    by AAII Staff

    You’ve carefully weighed in your own mind how you want your retirement portfolio to look: just the right amount of your assets allocated to stocks versus fixed-income investments. You feel comfortable with the growth/income and risk profile of your investment portfolio, and you have carefully diversified your assets over all the investment categories, and even within each category. Then, inevitably, the market jumps up or down, and your investment portfolio is thrown completely off balance.

    What should you do?

    First, relax. Your asset allocation guidelines are just that—guidelines. Aim to hit your percentage asset allocation targets over the long run, but be prepared to accept short-run variations caused by normal market cycles that will affect large stocks, small stocks, international stocks, and bonds differently.

    How much variation should you tolerate before you need to take action to rebalance your asset allocation?

    There really is no precise answer to this important portfolio management question.
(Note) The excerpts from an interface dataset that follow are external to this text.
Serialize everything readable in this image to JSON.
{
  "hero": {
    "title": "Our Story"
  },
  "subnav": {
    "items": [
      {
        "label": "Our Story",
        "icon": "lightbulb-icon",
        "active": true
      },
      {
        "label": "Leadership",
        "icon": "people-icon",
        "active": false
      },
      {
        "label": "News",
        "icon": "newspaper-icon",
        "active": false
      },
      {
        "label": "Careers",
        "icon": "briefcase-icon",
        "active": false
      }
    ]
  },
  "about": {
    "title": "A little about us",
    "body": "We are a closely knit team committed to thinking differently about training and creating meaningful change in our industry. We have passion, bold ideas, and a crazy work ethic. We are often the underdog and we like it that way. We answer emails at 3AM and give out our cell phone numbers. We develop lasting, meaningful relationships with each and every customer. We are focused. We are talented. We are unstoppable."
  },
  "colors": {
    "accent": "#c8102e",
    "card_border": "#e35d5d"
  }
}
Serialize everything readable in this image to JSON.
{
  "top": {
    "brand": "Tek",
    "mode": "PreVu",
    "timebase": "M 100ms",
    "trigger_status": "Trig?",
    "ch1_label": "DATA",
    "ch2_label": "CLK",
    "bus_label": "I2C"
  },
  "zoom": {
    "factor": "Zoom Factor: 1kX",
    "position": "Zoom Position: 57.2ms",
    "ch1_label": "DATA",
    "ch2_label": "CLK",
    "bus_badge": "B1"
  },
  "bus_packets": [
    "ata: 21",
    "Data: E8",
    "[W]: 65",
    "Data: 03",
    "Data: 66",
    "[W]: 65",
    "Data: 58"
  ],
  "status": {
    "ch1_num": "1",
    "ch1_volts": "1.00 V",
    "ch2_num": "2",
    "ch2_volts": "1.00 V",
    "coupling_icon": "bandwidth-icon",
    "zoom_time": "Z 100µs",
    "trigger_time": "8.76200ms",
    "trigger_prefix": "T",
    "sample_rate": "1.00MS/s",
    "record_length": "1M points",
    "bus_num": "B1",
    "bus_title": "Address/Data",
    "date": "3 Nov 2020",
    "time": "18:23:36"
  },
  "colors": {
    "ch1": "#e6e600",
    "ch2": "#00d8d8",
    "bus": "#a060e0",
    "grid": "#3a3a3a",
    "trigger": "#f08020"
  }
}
But when asset allocations are off 10% or more, the process of rebalancing should start.

    As an example, let’s say your broad asset allocation guidelines call for 70% invested in stocks and 30% invested in fixed income. If stock prices rise and cause your allocation to change to 80% in stocks and 20% in bonds, it’s probably time to rebalance your investment portfolio.

    If your 80% stock investment remains well-diversified but it is simply too large a portion of your retirement portfolio, it makes sense to nudge the percentage back toward 70%. How should you accomplish this asset allocation feat?

    Your first choice should be to rebalance using your current periodic contributions. If your portfolio value is very large relative to your annual contributions, you may have to redirect as much as 100% of your contributions toward fixed income in order to rebalance. If redirecting your contributions won't result in a rebalanced portfolio over a year's time, then you may need to rebalance by transferring some portion of your stock holdings to your fixed income investments.

    But there's another important benefit of rebalancing: It forces you to buy low and sell high. For example, suppose that your desired allocation to stocks is 70%. In a rising stock market, the increased value of the stocks in your portfolio could easily result in stocks amounting to 80% of your total portfolio. To rebalance your stock allocation back down to 70%, you would sell stock while the market is relatively high (selling high). Now, consider a falling stock market. If the stock market is trending down, the stock portion of your portfolio will fall below 70%. To rebalance back up to 70%, you will have to buy more stock, but you will be doing so when the market is relatively low (buying low).

    Your retirement portfolio is a balancing act. Keep tabs on your allocations quarterly and start to rebalance when broad allocations deviate more than 10% from your guidelines.

    Don't wait too long to regain your portfolio balance—the farther you lean in any direction, the harder it is to catch your balance.

    Next Steps: Review your tolerance for investment risk and check your desired asset allocation.

    AAII provides registered users of AAII.com with a simple and concise tool that can greatly assist you with your portfolio management and asset allocation decisions. Our Portfolio Observer area allows users to determine their investor profile, choose a model asset allocations and review the associated investment return and risk characteristics. In a nutshell, you'll see how diversifying among the asset categories reduces investment risk while allowing you to build a portfolio that matches your investment profile.

    AAII's Portfolio Observer uses historical data to illustrate how you can divide your assets between stocks, bonds and cash based on your risk/return profile.